=== EXERCISE ===
Restate each line below word for word, skipping every picture.

=== Section Start ===

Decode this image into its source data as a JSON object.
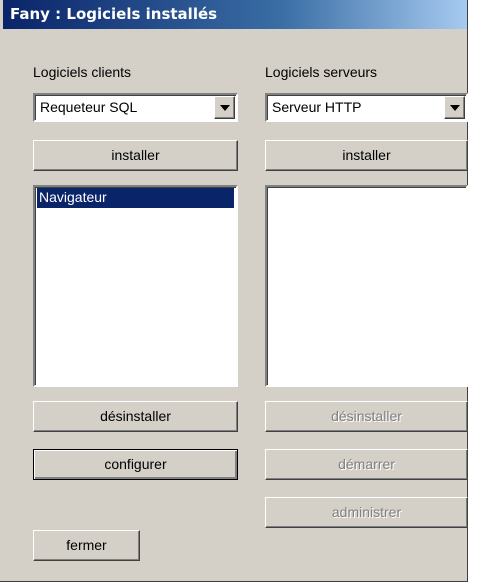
{
  "window": {
    "title": "Fany : Logiciels installés"
  },
  "clients": {
    "label": "Logiciels clients",
    "selected": "Requeteur SQL",
    "install_label": "installer",
    "installed": [
      {
        "label": "Navigateur",
        "selected": true
      }
    ],
    "uninstall_label": "désinstaller",
    "configure_label": "configurer"
  },
  "servers": {
    "label": "Logiciels serveurs",
    "selected": "Serveur HTTP",
    "install_label": "installer",
    "installed": [],
    "uninstall_label": "désinstaller",
    "start_label": "démarrer",
    "admin_label": "administrer"
  },
  "close_label": "fermer"
}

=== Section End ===

=== RESPONSE BOX ===
Decode this image into its source data as a JSON object.
{
  "window": {
    "title": "Fany : Logiciels installés"
  },
  "clients": {
    "label": "Logiciels clients",
    "selected": "Requeteur SQL",
    "install_label": "installer",
    "installed": [
      {
        "label": "Navigateur",
        "selected": true
      }
    ],
    "uninstall_label": "désinstaller",
    "configure_label": "configurer"
  },
  "servers": {
    "label": "Logiciels serveurs",
    "selected": "Serveur HTTP",
    "install_label": "installer",
    "installed": [],
    "uninstall_label": "désinstaller",
    "start_label": "démarrer",
    "admin_label": "administrer"
  },
  "close_label": "fermer"
}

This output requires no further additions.